The application of remote operation using the Successor will lead to the use of IoT in the entire casting factory -- This is what Mr. Morita explains. “Installing a robot makes it possible to keep a record of the product quality. If it is possible to know what kind of melting it was, and what kind of materials the iron was made from, then this should also help improve quality.” This is a breakthrough remote collaboration system that reduces the personnel required around an induction furnace and creates a safe and secure environment for workers. It offers new possibilities for areas where labor-saving is difficult, both in Japan and overseas. Mr. Morita says, “When we have created the induction furnace system using a robot, we definitely want to spread it both in Japan, and also overseas.” The development of a future robot system that will bring safety and security to casting around the world is being advanced again today in one corner of a factory in Suzuka City, Mie Prefecture.

Company information

Company name
Fuji Electric Co., Ltd.
President and COO Shiro Kondo
August 1923
47.6 billion yen
Core business
Design and manufacture of social infrastructure, industrial infrastructure, power electronics equipment, electronic devices, and food distribution systems
27,593 (as of March 31, 2021)
Head Office: 1-11-2 Osaki, Shinagawa-ku, Tokyo
Suzuka Factory: 5520 Minami-tamagaki-cho, Suzuka-City, Mie Prefecture
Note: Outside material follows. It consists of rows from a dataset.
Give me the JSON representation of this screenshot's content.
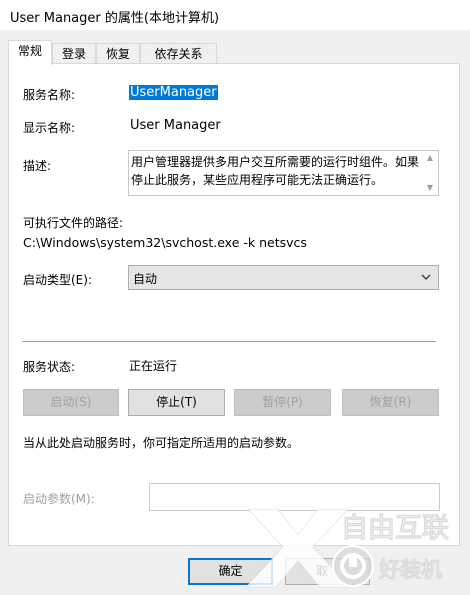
{
  "window": {
    "title": "User Manager 的属性(本地计算机)"
  },
  "tabs": [
    {
      "label": "常规",
      "active": true
    },
    {
      "label": "登录",
      "active": false
    },
    {
      "label": "恢复",
      "active": false
    },
    {
      "label": "依存关系",
      "active": false
    }
  ],
  "general": {
    "service_name_label": "服务名称:",
    "service_name_value": "UserManager",
    "display_name_label": "显示名称:",
    "display_name_value": "User Manager",
    "description_label": "描述:",
    "description_value": "用户管理器提供多用户交互所需要的运行时组件。如果停止此服务，某些应用程序可能无法正确运行。",
    "exe_path_label": "可执行文件的路径:",
    "exe_path_value": "C:\\Windows\\system32\\svchost.exe -k netsvcs",
    "startup_type_label": "启动类型(E):",
    "startup_type_value": "自动",
    "service_status_label": "服务状态:",
    "service_status_value": "正在运行",
    "buttons": {
      "start": "启动(S)",
      "stop": "停止(T)",
      "pause": "暂停(P)",
      "resume": "恢复(R)"
    },
    "hint_text": "当从此处启动服务时，你可指定所适用的启动参数。",
    "start_params_label": "启动参数(M):",
    "start_params_value": ""
  },
  "dialog_buttons": {
    "ok": "确定",
    "cancel": "取"
  },
  "watermarks": [
    {
      "text": "自由互联"
    },
    {
      "text": "好装机"
    }
  ],
  "colors": {
    "selection": "#0078d7",
    "panel_background": "#ffffff",
    "window_background": "#f0f0f0",
    "disabled_text": "#a0a0a0"
  }
}
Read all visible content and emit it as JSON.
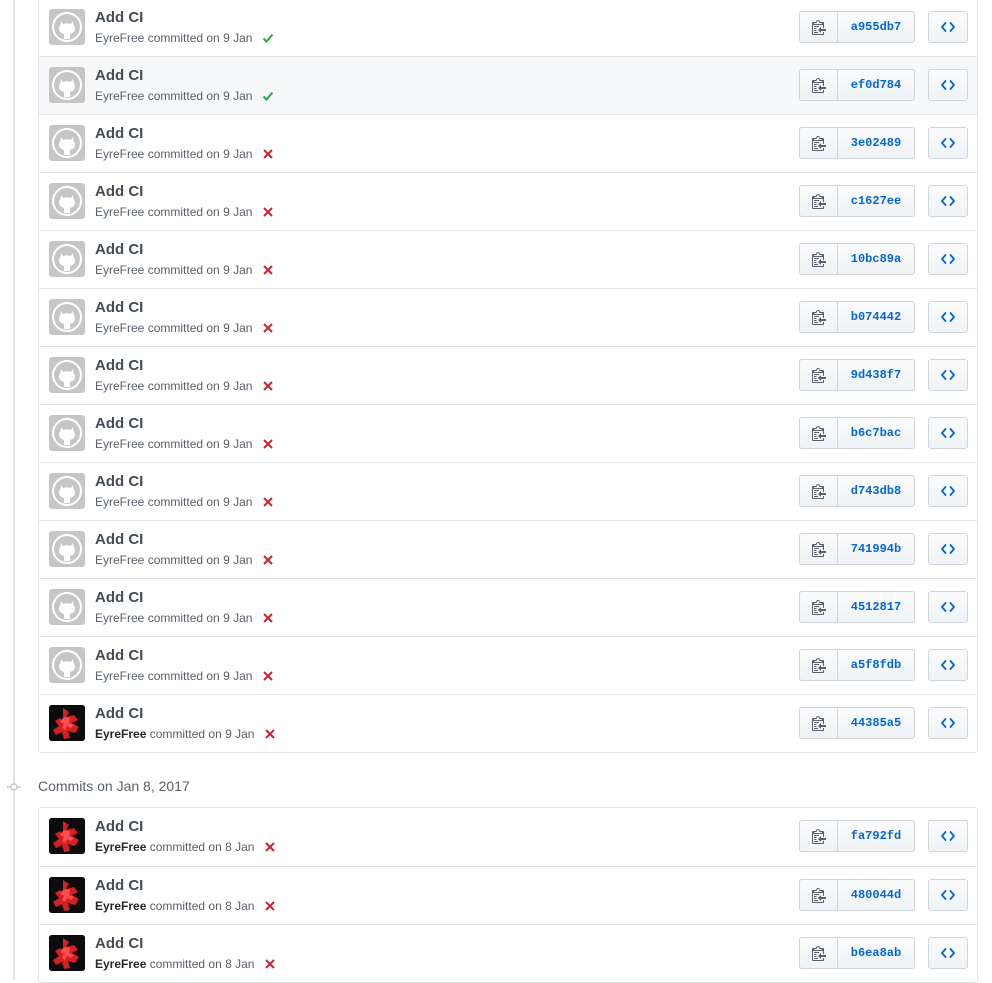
{
  "colors": {
    "link": "#0366d6",
    "success": "#28a745",
    "failure": "#cb2431",
    "border": "#e1e4e8",
    "highlight": "#f6f8fa"
  },
  "icons": {
    "copy": "clippy-icon",
    "browse": "code-icon",
    "success": "check-icon",
    "failure": "x-icon",
    "day_marker": "git-commit-icon"
  },
  "group_jan9": {
    "commits": [
      {
        "title": "Add CI",
        "author": "EyreFree",
        "committed_text": "committed on 9 Jan",
        "sha": "a955db7",
        "status": "success",
        "avatar": "default",
        "author_bold": false,
        "highlighted": false
      },
      {
        "title": "Add CI",
        "author": "EyreFree",
        "committed_text": "committed on 9 Jan",
        "sha": "ef0d784",
        "status": "success",
        "avatar": "default",
        "author_bold": false,
        "highlighted": true
      },
      {
        "title": "Add CI",
        "author": "EyreFree",
        "committed_text": "committed on 9 Jan",
        "sha": "3e02489",
        "status": "failure",
        "avatar": "default",
        "author_bold": false,
        "highlighted": false
      },
      {
        "title": "Add CI",
        "author": "EyreFree",
        "committed_text": "committed on 9 Jan",
        "sha": "c1627ee",
        "status": "failure",
        "avatar": "default",
        "author_bold": false,
        "highlighted": false
      },
      {
        "title": "Add CI",
        "author": "EyreFree",
        "committed_text": "committed on 9 Jan",
        "sha": "10bc89a",
        "status": "failure",
        "avatar": "default",
        "author_bold": false,
        "highlighted": false
      },
      {
        "title": "Add CI",
        "author": "EyreFree",
        "committed_text": "committed on 9 Jan",
        "sha": "b074442",
        "status": "failure",
        "avatar": "default",
        "author_bold": false,
        "highlighted": false
      },
      {
        "title": "Add CI",
        "author": "EyreFree",
        "committed_text": "committed on 9 Jan",
        "sha": "9d438f7",
        "status": "failure",
        "avatar": "default",
        "author_bold": false,
        "highlighted": false
      },
      {
        "title": "Add CI",
        "author": "EyreFree",
        "committed_text": "committed on 9 Jan",
        "sha": "b6c7bac",
        "status": "failure",
        "avatar": "default",
        "author_bold": false,
        "highlighted": false
      },
      {
        "title": "Add CI",
        "author": "EyreFree",
        "committed_text": "committed on 9 Jan",
        "sha": "d743db8",
        "status": "failure",
        "avatar": "default",
        "author_bold": false,
        "highlighted": false
      },
      {
        "title": "Add CI",
        "author": "EyreFree",
        "committed_text": "committed on 9 Jan",
        "sha": "741994b",
        "status": "failure",
        "avatar": "default",
        "author_bold": false,
        "highlighted": false
      },
      {
        "title": "Add CI",
        "author": "EyreFree",
        "committed_text": "committed on 9 Jan",
        "sha": "4512817",
        "status": "failure",
        "avatar": "default",
        "author_bold": false,
        "highlighted": false
      },
      {
        "title": "Add CI",
        "author": "EyreFree",
        "committed_text": "committed on 9 Jan",
        "sha": "a5f8fdb",
        "status": "failure",
        "avatar": "default",
        "author_bold": false,
        "highlighted": false
      },
      {
        "title": "Add CI",
        "author": "EyreFree",
        "committed_text": "committed on 9 Jan",
        "sha": "44385a5",
        "status": "failure",
        "avatar": "custom",
        "author_bold": true,
        "highlighted": false
      }
    ]
  },
  "group_jan8": {
    "heading": "Commits on Jan 8, 2017",
    "commits": [
      {
        "title": "Add CI",
        "author": "EyreFree",
        "committed_text": "committed on 8 Jan",
        "sha": "fa792fd",
        "status": "failure",
        "avatar": "custom",
        "author_bold": true,
        "highlighted": false
      },
      {
        "title": "Add CI",
        "author": "EyreFree",
        "committed_text": "committed on 8 Jan",
        "sha": "480044d",
        "status": "failure",
        "avatar": "custom",
        "author_bold": true,
        "highlighted": false
      },
      {
        "title": "Add CI",
        "author": "EyreFree",
        "committed_text": "committed on 8 Jan",
        "sha": "b6ea8ab",
        "status": "failure",
        "avatar": "custom",
        "author_bold": true,
        "highlighted": false
      }
    ]
  }
}
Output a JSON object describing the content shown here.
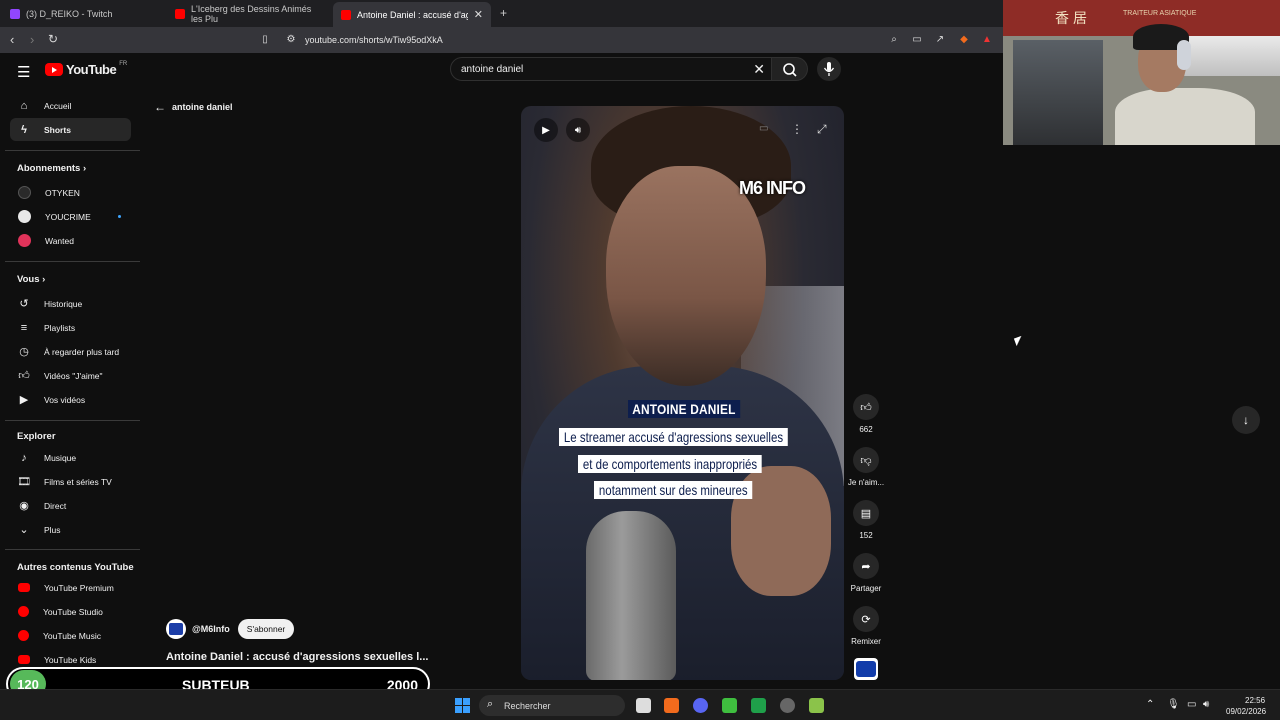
{
  "browser": {
    "tabs": [
      {
        "title": "(3) D_REIKO - Twitch",
        "favicon_color": "#9146ff",
        "active": false
      },
      {
        "title": "L'Iceberg des Dessins Animés les Plu",
        "favicon_color": "#ff0000",
        "active": false
      },
      {
        "title": "Antoine Daniel : accusé d'agressi",
        "favicon_color": "#ff0000",
        "active": true
      }
    ],
    "new_tab_symbol": "+",
    "url": "youtube.com/shorts/wTiw95odXkA"
  },
  "youtube": {
    "logo_text": "YouTube",
    "country_code": "FR",
    "search": {
      "value": "antoine daniel"
    },
    "back_label": "antoine daniel"
  },
  "sidebar": {
    "main": [
      {
        "label": "Accueil",
        "icon": "home-icon",
        "active": false
      },
      {
        "label": "Shorts",
        "icon": "shorts-icon",
        "active": true
      }
    ],
    "subscriptions_header": "Abonnements",
    "subscriptions": [
      {
        "label": "OTYKEN",
        "color": "#1e1e1e",
        "new": false
      },
      {
        "label": "YOUCRIME",
        "color": "#e8e8e8",
        "new": true
      },
      {
        "label": "Wanted",
        "color": "#e0335a",
        "new": false
      }
    ],
    "you_header": "Vous",
    "you": [
      {
        "label": "Historique",
        "icon": "history-icon"
      },
      {
        "label": "Playlists",
        "icon": "playlists-icon"
      },
      {
        "label": "À regarder plus tard",
        "icon": "watch-later-icon"
      },
      {
        "label": "Vidéos \"J'aime\"",
        "icon": "liked-videos-icon"
      },
      {
        "label": "Vos vidéos",
        "icon": "your-videos-icon"
      }
    ],
    "explore_header": "Explorer",
    "explore": [
      {
        "label": "Musique",
        "icon": "music-icon"
      },
      {
        "label": "Films et séries TV",
        "icon": "movies-icon"
      },
      {
        "label": "Direct",
        "icon": "live-icon"
      },
      {
        "label": "Plus",
        "icon": "chevron-down-icon"
      }
    ],
    "other_header": "Autres contenus YouTube",
    "other": [
      {
        "label": "YouTube Premium",
        "color": "#ff0000"
      },
      {
        "label": "YouTube Studio",
        "color": "#ff0000"
      },
      {
        "label": "YouTube Music",
        "color": "#ff0000"
      },
      {
        "label": "YouTube Kids",
        "color": "#ff0000"
      }
    ]
  },
  "video": {
    "logo_text": "M6 INFO",
    "caption_title": "ANTOINE DANIEL",
    "caption_lines": [
      "Le streamer accusé d'agressions sexuelles",
      "et de comportements inappropriés",
      "notamment sur des mineures"
    ]
  },
  "actions": {
    "like_count": "662",
    "dislike_label": "Je n'aim...",
    "comment_count": "152",
    "share_label": "Partager",
    "remix_label": "Remixer"
  },
  "channel": {
    "handle": "@M6Info",
    "subscribe_label": "S'abonner",
    "video_title": "Antoine Daniel : accusé d'agressions sexuelles l..."
  },
  "overlay": {
    "count": "120",
    "label": "SUBTEUB",
    "goal": "2000"
  },
  "taskbar": {
    "search_placeholder": "Rechercher",
    "time": "22:56",
    "date": "09/02/2026"
  },
  "webcam": {
    "sign_cjk": "香居",
    "sign_text": "TRAITEUR ASIATIQUE"
  }
}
Robots installed

BX200L, A six-axis vertical articulated robot that realizes fast operation speeds and high density layout.
Lightweight arm, high output/high speed motor, fast operation speed thanks to the latest vibration control.
A hollow structure wrist that accommodates wires and tubes inside the arm for a compact installation area.
Max. payload
200 kg
Positional repeatability
±0.06 mm
Maximum reach
2,597 mm